  • Survival on the Moon – Your space-shuttle has crashed, what will you need to survive on the Moon?
Do you have to be an Astronomer or Teacher to be a School Day Tour Volunteer?

No, but it helps! We train all our volunteers through our mentoring program. They are all experienced in dealing with children, have current Working With Children cards, are fascinated with science, have a good sense of humour and simply enjoy getting children excited about science, telescopes and history.

Are there School Day Tours in the holidays?

Yes! But we call them Parent/Child Tours. They are extra special as the parent or caregiver attends with the child and whilst the child is doing activities, the adult gets a Guided Tour of the telescopes and learns about our history. At this stage there is only one tour per school holiday and bookings can be made on the website.

How long have the School Day Tours been running?
Some of our happy School Day Tour volunteers. Image Credit: Julie Matthews

School day tours have been running for many years, but, a School Day Tours sub-committee was formed in 2012 to review and update the activities. It wasn’t until 2014, after years of research that the first new-style tour was trialled. Unfortunately, soon after, funding for the Observatory was cut and the program was cancelled. The remaining members of the School Day Tour team, Chris Coulstock and Arthur Harvey refused to give up and in 2015 got the program running again. Within a year, School Day Tours had exceeded expectations successfully running a number of tours for children from Port Hedland to Mandurah, Subiaco to Kingsley. This number has since doubled for 2017 with up to 3 tours being held in a week. The activities are mostly written by a retired school teacher and Doctor of Education Chris Coulstock, with ideas and inspiration from Matt Robertson, Arthur Harvey and Hubert Rady – all popular presenters on the tours.

‘Children need it to be exciting’ says Chris and it is! The feedback has been overwhelmingly positive with schools booking again for the next year. The smiles on the children’s faces as they leave, say it all.
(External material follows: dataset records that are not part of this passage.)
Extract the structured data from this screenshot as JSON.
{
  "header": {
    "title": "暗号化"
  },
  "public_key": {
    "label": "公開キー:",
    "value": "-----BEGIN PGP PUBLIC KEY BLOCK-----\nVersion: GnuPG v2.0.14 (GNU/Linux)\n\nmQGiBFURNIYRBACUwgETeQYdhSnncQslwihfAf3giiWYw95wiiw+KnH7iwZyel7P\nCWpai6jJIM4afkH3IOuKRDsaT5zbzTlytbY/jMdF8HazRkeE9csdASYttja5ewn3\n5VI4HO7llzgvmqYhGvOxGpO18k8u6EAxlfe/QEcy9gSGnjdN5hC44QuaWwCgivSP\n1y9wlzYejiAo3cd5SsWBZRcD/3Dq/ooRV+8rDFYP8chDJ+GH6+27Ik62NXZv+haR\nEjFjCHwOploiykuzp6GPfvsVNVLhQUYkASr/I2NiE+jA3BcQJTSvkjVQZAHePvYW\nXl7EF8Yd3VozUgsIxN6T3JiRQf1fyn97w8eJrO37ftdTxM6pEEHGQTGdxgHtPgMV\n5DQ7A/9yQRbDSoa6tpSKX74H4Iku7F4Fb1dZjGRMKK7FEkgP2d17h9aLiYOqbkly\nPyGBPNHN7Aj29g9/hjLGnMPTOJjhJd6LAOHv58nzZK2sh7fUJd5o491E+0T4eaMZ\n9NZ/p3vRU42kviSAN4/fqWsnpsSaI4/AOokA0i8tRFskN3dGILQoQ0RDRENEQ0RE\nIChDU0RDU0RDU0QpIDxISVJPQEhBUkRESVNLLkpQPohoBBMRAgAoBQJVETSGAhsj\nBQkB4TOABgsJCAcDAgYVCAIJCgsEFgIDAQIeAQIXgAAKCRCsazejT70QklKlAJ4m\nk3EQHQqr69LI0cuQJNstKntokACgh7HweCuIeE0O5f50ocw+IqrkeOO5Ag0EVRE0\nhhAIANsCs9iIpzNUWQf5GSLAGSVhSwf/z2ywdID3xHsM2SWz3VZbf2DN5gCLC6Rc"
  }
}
Any future plans?

The Tours are constantly evolving to be their absolute best with many ideas for new activities being looked at. Eventually, there is hope for a special program for Year 7 and 8’s set late in the day with hands-on activities followed by a short star viewing session; and a hands-on activity for younger children that culminates in a moon-viewing session through a telescope.

Being a part of the School Day Tours Team is your chance to be one of those special people that inspire a child to look beyond what is immediately around them. To explore and challenge ideas and to learn that anything really is possible. It’s humbling to see them realise how amazing it is to be part of this truly spectacular universe.